  2. 2. Unleashing IT This is when systems must be considered, from servers and storage to networks to business applications. Integration teams must determine which systems will be retained and which ones will be retired—considering the resources available at both companies—and identify any new technology systems that may be needed. “It’s like a domino effect,” Morales explains. “Decide how the business will run first, then identify the systems required to run the business and those that need to be decommissioned. After that, you can determine the timelines and personnel needed for both, plus the estimated cost.” Focusing on people and systems should happen in parallel, he adds, but they are two distinct efforts. “After any acquisition, you want to get people productive as quickly as possible, and you want to decommission systems as quickly as possible,” Morales says. “Doing so not only leads to a faster, more cost-effective integration, but it can also create new synergies among people, processes, and technologies.” This publication describes how Cisco has benefited from the deployment of its own products. Many factors may have contributed to the results and benefits described; Cisco does not guarantee comparable results elsewhere.
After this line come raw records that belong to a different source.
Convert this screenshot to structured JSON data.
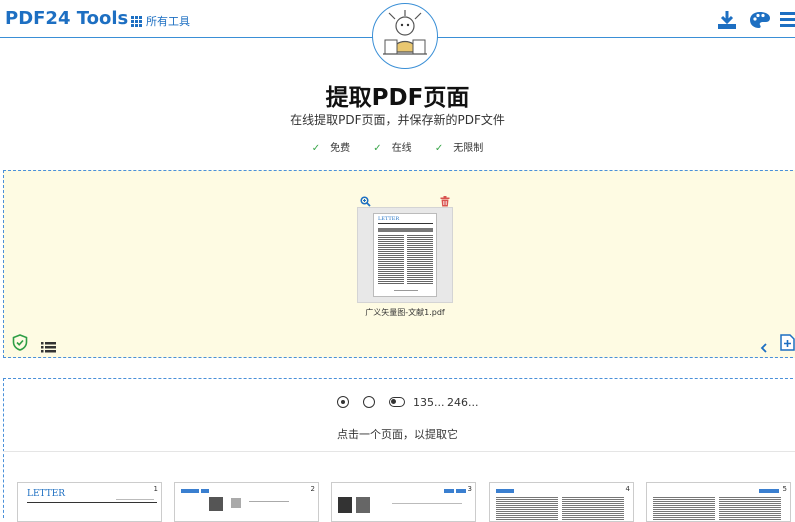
{
  "header": {
    "brand": "PDF24 Tools",
    "all_tools": "所有工具"
  },
  "main": {
    "title": "提取PDF页面",
    "subtitle": "在线提取PDF页面，并保存新的PDF文件",
    "features": [
      "免费",
      "在线",
      "无限制"
    ]
  },
  "dropzone": {
    "file_name": "广义矢量图-文献1.pdf",
    "file_preview_heading": "LETTER"
  },
  "options": {
    "range_a": "135...",
    "range_b": "246...",
    "instruction": "点击一个页面，以提取它"
  },
  "thumbnails": [
    {
      "page": "1",
      "heading": "LETTER"
    },
    {
      "page": "2",
      "heading": ""
    },
    {
      "page": "3",
      "heading": ""
    },
    {
      "page": "4",
      "heading": ""
    },
    {
      "page": "5",
      "heading": ""
    }
  ],
  "colors": {
    "brand_blue": "#1d6fc2",
    "dropzone_bg": "#fefbe3",
    "check_green": "#3aa64a",
    "trash_red": "#d9534f"
  }
}
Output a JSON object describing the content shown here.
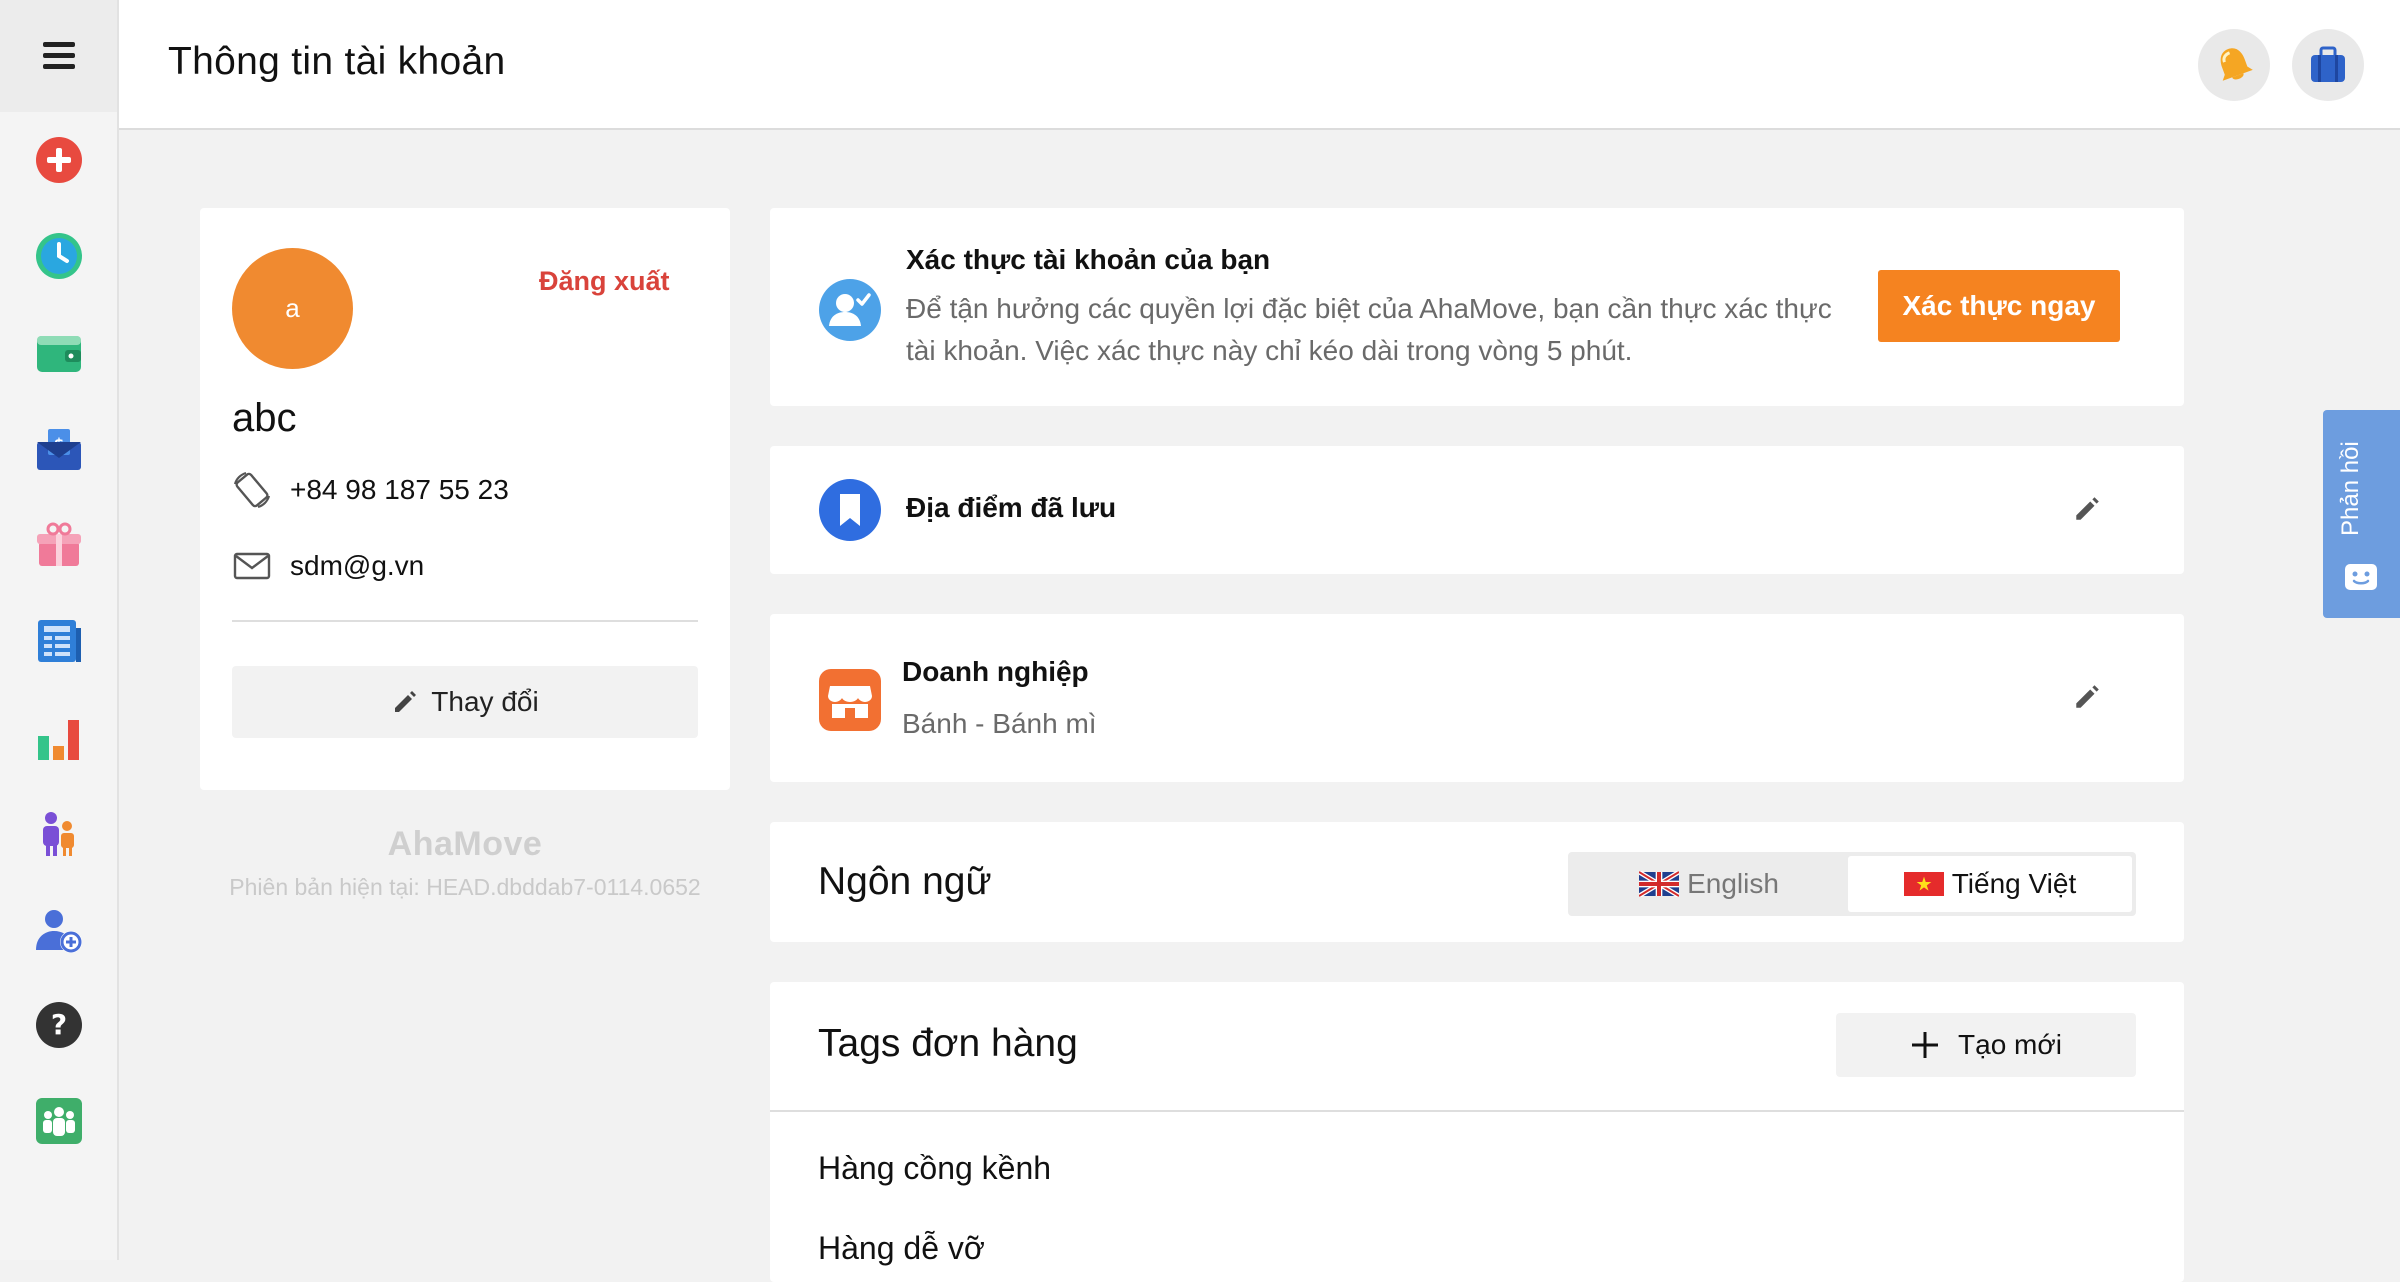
{
  "header": {
    "title": "Thông tin tài khoản",
    "notification_icon": "bell-icon",
    "jobs_icon": "briefcase-icon"
  },
  "sidebar": {
    "items": [
      {
        "icon": "create-order-icon",
        "color": "#e84a3f"
      },
      {
        "icon": "history-clock-icon",
        "color": "#2aa7e0"
      },
      {
        "icon": "wallet-icon",
        "color": "#2fb67c"
      },
      {
        "icon": "cod-payment-icon",
        "color": "#2c56b8"
      },
      {
        "icon": "gift-icon",
        "color": "#f07a99"
      },
      {
        "icon": "report-list-icon",
        "color": "#2f7fd8"
      },
      {
        "icon": "statistics-chart-icon",
        "color": "#f08a30"
      },
      {
        "icon": "team-icon",
        "color": "#7a4fd6"
      },
      {
        "icon": "add-user-icon",
        "color": "#4a6fd8"
      },
      {
        "icon": "help-icon",
        "color": "#333333"
      },
      {
        "icon": "community-icon",
        "color": "#3fae6a"
      }
    ]
  },
  "profile": {
    "avatar_letter": "a",
    "avatar_color": "#f08a30",
    "logout_label": "Đăng xuất",
    "name": "abc",
    "phone": "+84 98 187 55 23",
    "email": "sdm@g.vn",
    "change_label": "Thay đổi"
  },
  "brand": {
    "name": "AhaMove",
    "version": "Phiên bản hiện tại: HEAD.dbddab7-0114.0652"
  },
  "verify": {
    "title": "Xác thực tài khoản của bạn",
    "description": "Để tận hưởng các quyền lợi đặc biệt của AhaMove, bạn cần thực xác thực tài khoản. Việc xác thực này chỉ kéo dài trong vòng 5 phút.",
    "button_label": "Xác thực ngay",
    "accent": "#f58320"
  },
  "saved_places": {
    "title": "Địa điểm đã lưu"
  },
  "business": {
    "title": "Doanh nghiệp",
    "subtitle": "Bánh - Bánh mì"
  },
  "language": {
    "title": "Ngôn ngữ",
    "options": [
      "English",
      "Tiếng Việt"
    ],
    "selected": "Tiếng Việt"
  },
  "tags": {
    "title": "Tags đơn hàng",
    "new_label": "Tạo mới",
    "items": [
      "Hàng cồng kềnh",
      "Hàng dễ vỡ"
    ]
  },
  "feedback": {
    "label": "Phản hồi",
    "color": "#6d9ddf"
  }
}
CISCO PROVIDES THIS PUBLICATION AS IS WITHOUT WARRANTY OF ANY KIND, EITHER EXPRESS OR IMPLIED, INCLUDING THE IMPLIED WARRANTIES OF MERCHANTABILITY OR FITNESS FOR A PARTICULAR PURPOSE. Some jurisdictions do not allow disclaimer of express or implied warranties, therefore this disclaimer may not apply to you. Speak to a Cisco subject matter expert You have questions, we have answers. For a complimentary consultation with a Cisco subject matter expert about your challenges and opportunities, request a meeting at: This article first appeared online at, available after subscribing at © 2013 Cisco and/or its affiliates. All rights reserved. Cisco and the Cisco logo are trademarks or registered trademarks of Cisco and/or its affiliates in the U.S. and other countries. To view a list of Cisco trademarks, go to this URL: Third party trademarks mentioned are the property of their respective owners. The use of the word partner does not imply a partnership relationship between Cisco and any other company. (1309) Intel and the Intel logo are trademarks or registered trademarks of Intel Corporation in the U.S. and/or other countries.